» **Exercise directions**
Scan the listing below. Copy each line that contains "times".

» **Given records**
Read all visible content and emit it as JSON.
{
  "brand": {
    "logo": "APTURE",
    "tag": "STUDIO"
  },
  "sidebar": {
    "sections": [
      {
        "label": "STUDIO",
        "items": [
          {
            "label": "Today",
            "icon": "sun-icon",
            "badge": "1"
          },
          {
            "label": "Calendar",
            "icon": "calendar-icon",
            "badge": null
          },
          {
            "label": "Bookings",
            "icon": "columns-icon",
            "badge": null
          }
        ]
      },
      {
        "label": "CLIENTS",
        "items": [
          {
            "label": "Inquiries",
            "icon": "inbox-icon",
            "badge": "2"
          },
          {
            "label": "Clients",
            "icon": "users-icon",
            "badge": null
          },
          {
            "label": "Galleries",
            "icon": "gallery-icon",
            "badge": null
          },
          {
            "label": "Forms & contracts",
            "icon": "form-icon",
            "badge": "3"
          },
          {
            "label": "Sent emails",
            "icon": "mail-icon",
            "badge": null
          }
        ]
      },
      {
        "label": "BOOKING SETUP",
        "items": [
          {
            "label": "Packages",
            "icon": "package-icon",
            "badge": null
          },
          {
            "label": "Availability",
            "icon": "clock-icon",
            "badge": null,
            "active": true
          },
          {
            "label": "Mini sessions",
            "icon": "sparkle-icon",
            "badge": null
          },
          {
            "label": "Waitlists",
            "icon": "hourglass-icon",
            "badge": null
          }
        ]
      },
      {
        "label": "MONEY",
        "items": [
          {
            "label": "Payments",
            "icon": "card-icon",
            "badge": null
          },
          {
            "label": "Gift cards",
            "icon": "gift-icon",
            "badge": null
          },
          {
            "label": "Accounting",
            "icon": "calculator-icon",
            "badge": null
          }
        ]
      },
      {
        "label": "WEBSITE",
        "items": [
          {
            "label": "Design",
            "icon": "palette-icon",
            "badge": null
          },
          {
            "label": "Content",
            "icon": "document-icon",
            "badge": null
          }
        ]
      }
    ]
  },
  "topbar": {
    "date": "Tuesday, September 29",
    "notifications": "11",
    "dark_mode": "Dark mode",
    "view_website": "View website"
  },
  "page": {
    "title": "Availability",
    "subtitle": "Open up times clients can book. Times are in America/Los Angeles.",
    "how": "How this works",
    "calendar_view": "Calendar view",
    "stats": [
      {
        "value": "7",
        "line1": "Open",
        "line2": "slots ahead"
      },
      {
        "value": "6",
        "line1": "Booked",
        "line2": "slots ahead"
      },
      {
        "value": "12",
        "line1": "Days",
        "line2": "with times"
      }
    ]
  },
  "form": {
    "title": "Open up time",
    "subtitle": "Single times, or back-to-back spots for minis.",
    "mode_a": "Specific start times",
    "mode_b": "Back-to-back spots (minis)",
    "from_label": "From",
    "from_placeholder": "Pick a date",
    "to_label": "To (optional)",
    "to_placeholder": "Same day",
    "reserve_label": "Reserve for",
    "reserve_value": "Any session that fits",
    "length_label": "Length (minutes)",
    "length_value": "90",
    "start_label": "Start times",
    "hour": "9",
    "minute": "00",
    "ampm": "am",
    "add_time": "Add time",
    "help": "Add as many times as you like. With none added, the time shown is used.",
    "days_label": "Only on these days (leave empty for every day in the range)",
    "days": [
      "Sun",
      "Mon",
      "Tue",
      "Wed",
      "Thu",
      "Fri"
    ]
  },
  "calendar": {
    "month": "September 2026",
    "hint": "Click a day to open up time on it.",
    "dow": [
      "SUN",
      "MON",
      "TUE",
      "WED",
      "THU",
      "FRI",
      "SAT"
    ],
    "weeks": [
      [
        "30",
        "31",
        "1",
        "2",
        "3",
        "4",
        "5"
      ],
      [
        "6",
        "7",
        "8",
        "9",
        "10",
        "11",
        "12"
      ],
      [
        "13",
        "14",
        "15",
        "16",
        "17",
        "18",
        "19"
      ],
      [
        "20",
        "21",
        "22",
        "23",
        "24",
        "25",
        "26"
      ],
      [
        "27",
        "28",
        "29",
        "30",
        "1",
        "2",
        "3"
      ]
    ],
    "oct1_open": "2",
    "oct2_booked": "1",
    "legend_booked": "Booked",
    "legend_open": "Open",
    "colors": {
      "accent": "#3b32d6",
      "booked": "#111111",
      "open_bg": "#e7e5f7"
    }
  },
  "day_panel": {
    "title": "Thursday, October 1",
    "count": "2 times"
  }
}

» **Task answer**
    "subtitle": "Open up times clients can book. Times are in America/Los Angeles.",
        "line2": "with times"
    "subtitle": "Single times, or back-to-back spots for minis.",
    "mode_a": "Specific start times",
    "start_label": "Start times",
    "help": "Add as many times as you like. With none added, the time shown is used.",
    "count": "2 times"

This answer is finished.